_WORK INSTRUCTIONS_
Return every line of the records below verbatim, with no pictures in the copy.

##### DATA TO EXAMINE #####

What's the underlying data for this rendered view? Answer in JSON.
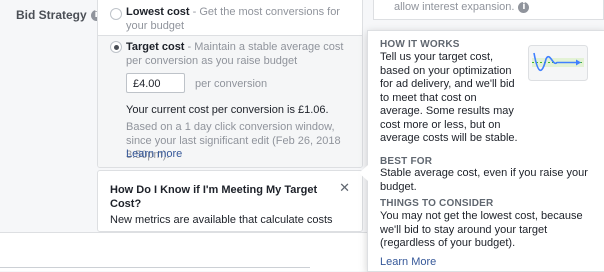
{
  "bid_strategy": {
    "label": "Bid Strategy",
    "info_icon": "info-icon",
    "options": [
      {
        "title": "Lowest cost",
        "description": " - Get the most conversions for your budget",
        "selected": false
      },
      {
        "title": "Target cost",
        "description": " - Maintain a stable average cost per conversion as you raise budget",
        "selected": true
      }
    ],
    "target_cost_value": "£4.00",
    "per_conversion": "per conversion",
    "current_cost": "Your current cost per conversion is £1.06.",
    "based_on": "Based on a 1 day click conversion window, since your last significant edit (Feb 26, 2018 3:50pm).",
    "learn_more": "Learn more"
  },
  "help_box": {
    "title": "How Do I Know if I'm Meeting My Target Cost?",
    "close_icon": "close-icon",
    "body": "New metrics are available that calculate costs"
  },
  "top_right": {
    "text": "allow interest expansion."
  },
  "tooltip": {
    "how_it_works_heading": "HOW IT WORKS",
    "how_it_works_text": "Tell us your target cost, based on your optimization for ad delivery, and we'll bid to meet that cost on average. Some results may cost more or less, but on average costs will be stable.",
    "best_for_heading": "BEST FOR",
    "best_for_text": "Stable average cost, even if you raise your budget.",
    "things_heading": "THINGS TO CONSIDER",
    "things_text": "You may not get the lowest cost, because we'll bid to stay around your target (regardless of your budget).",
    "learn_more": "Learn More"
  },
  "colors": {
    "link": "#365899",
    "muted": "#90949c",
    "accent_blue": "#4080ff",
    "accent_green": "#42b72a"
  }
}
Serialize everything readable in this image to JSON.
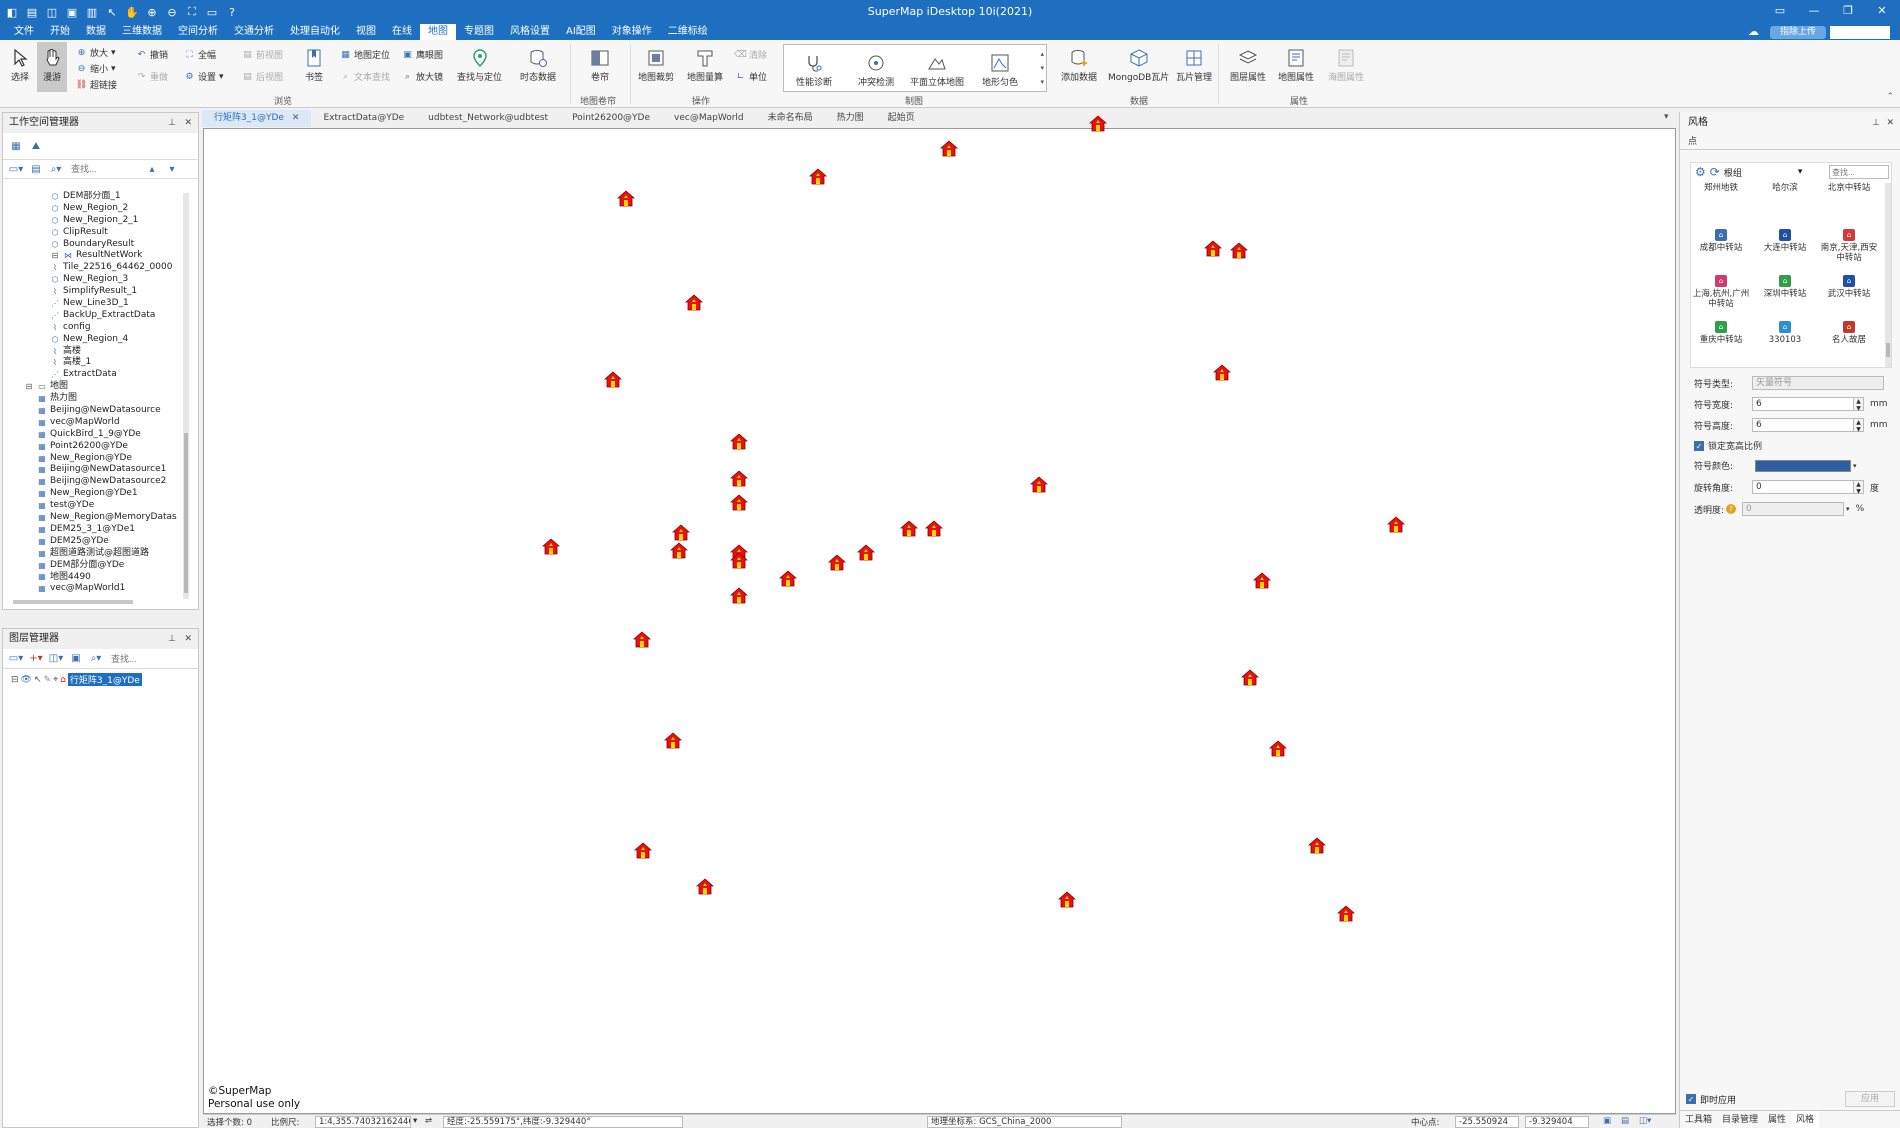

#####

_RESPONSE TO THIS TASK_
What's the underlying data for this rendered view? Answer in JSON.
{
  "bid_strategy": {
    "label": "Bid Strategy",
    "info_icon": "info-icon",
    "options": [
      {
        "title": "Lowest cost",
        "description": " - Get the most conversions for your budget",
        "selected": false
      },
      {
        "title": "Target cost",
        "description": " - Maintain a stable average cost per conversion as you raise budget",
        "selected": true
      }
    ],
    "target_cost_value": "£4.00",
    "per_conversion": "per conversion",
    "current_cost": "Your current cost per conversion is £1.06.",
    "based_on": "Based on a 1 day click conversion window, since your last significant edit (Feb 26, 2018 3:50pm).",
    "learn_more": "Learn more"
  },
  "help_box": {
    "title": "How Do I Know if I'm Meeting My Target Cost?",
    "close_icon": "close-icon",
    "body": "New metrics are available that calculate costs"
  },
  "top_right": {
    "text": "allow interest expansion."
  },
  "tooltip": {
    "how_it_works_heading": "HOW IT WORKS",
    "how_it_works_text": "Tell us your target cost, based on your optimization for ad delivery, and we'll bid to meet that cost on average. Some results may cost more or less, but on average costs will be stable.",
    "best_for_heading": "BEST FOR",
    "best_for_text": "Stable average cost, even if you raise your budget.",
    "things_heading": "THINGS TO CONSIDER",
    "things_text": "You may not get the lowest cost, because we'll bid to stay around your target (regardless of your budget).",
    "learn_more": "Learn More"
  },
  "colors": {
    "link": "#365899",
    "muted": "#90949c",
    "accent_blue": "#4080ff",
    "accent_green": "#42b72a"
  }
}
Serialize everything readable in this image to JSON.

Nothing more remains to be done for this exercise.